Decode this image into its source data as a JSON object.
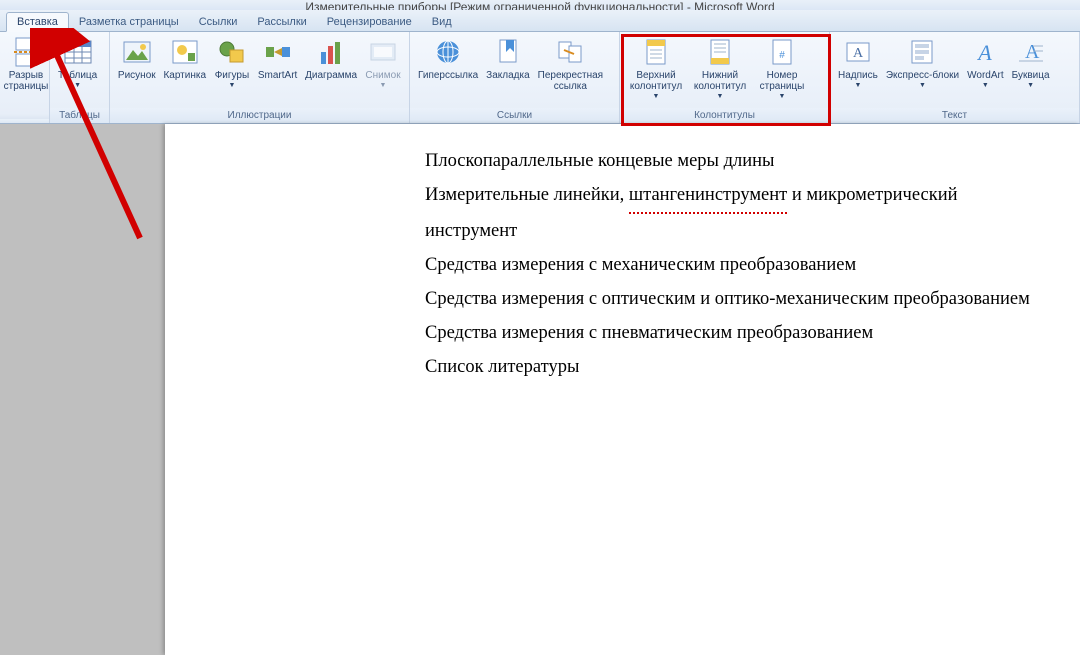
{
  "title": "Измерительные приборы [Режим ограниченной функциональности] - Microsoft Word",
  "tabs": {
    "insert": "Вставка",
    "layout": "Разметка страницы",
    "refs": "Ссылки",
    "mail": "Рассылки",
    "review": "Рецензирование",
    "view": "Вид"
  },
  "ribbon": {
    "pages": {
      "pagebreak": "Разрыв\nстраницы",
      "group": ""
    },
    "tables": {
      "table": "Таблица",
      "group": "Таблицы"
    },
    "illus": {
      "picture": "Рисунок",
      "clipart": "Картинка",
      "shapes": "Фигуры",
      "smartart": "SmartArt",
      "chart": "Диаграмма",
      "screenshot": "Снимок",
      "group": "Иллюстрации"
    },
    "links": {
      "hyperlink": "Гиперссылка",
      "bookmark": "Закладка",
      "crossref": "Перекрестная\nссылка",
      "group": "Ссылки"
    },
    "hf": {
      "header": "Верхний\nколонтитул",
      "footer": "Нижний\nколонтитул",
      "pagenum": "Номер\nстраницы",
      "group": "Колонтитулы"
    },
    "text": {
      "textbox": "Надпись",
      "quickparts": "Экспресс-блоки",
      "wordart": "WordArt",
      "dropcap": "Буквица",
      "group": "Текст"
    }
  },
  "doc": {
    "l1": "Плоскопараллельные концевые меры длины",
    "l2a": "Измерительные линейки, ",
    "l2b": "штангенинструмент",
    "l2c": " и микрометрический",
    "l3": "инструмент",
    "l4": "Средства измерения с механическим преобразованием",
    "l5": "Средства измерения с оптическим и оптико-механическим преобразованием",
    "l6": "Средства измерения с пневматическим преобразованием",
    "l7": "Список литературы"
  }
}
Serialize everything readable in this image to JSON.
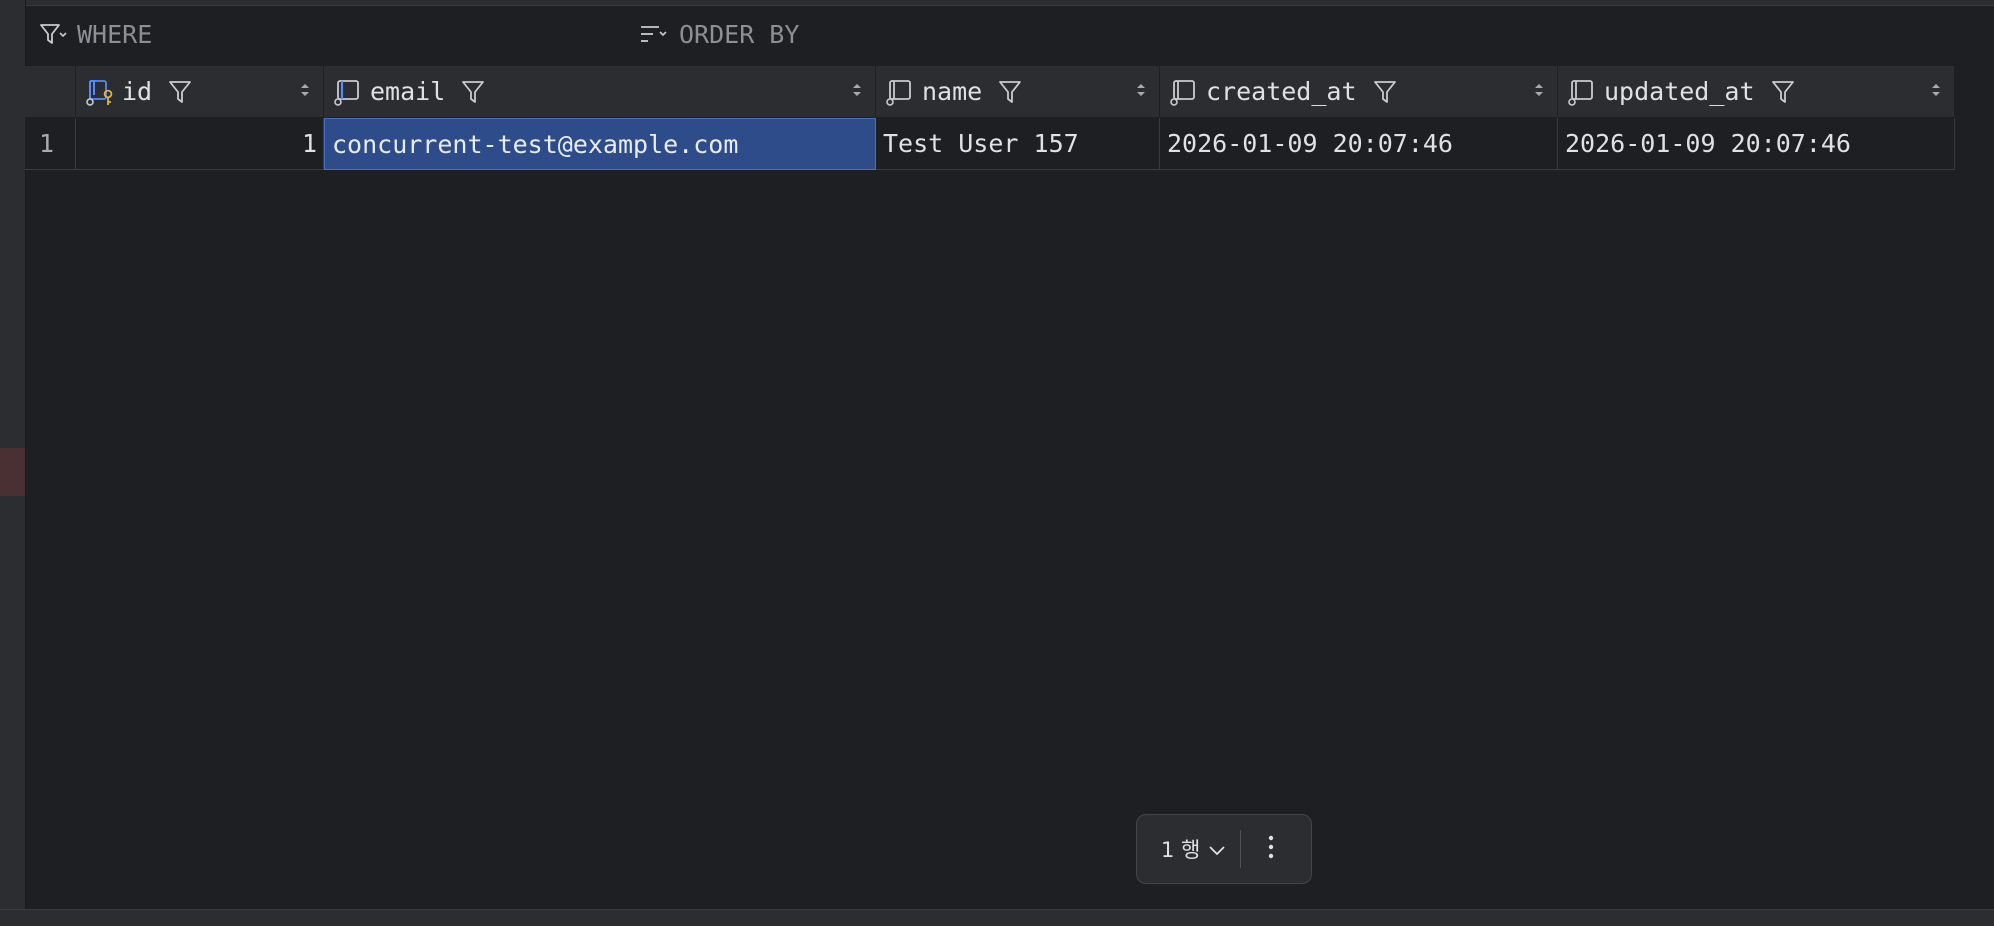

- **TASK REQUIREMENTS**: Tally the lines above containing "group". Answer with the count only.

- **EXERCISE SOLUTION**: 6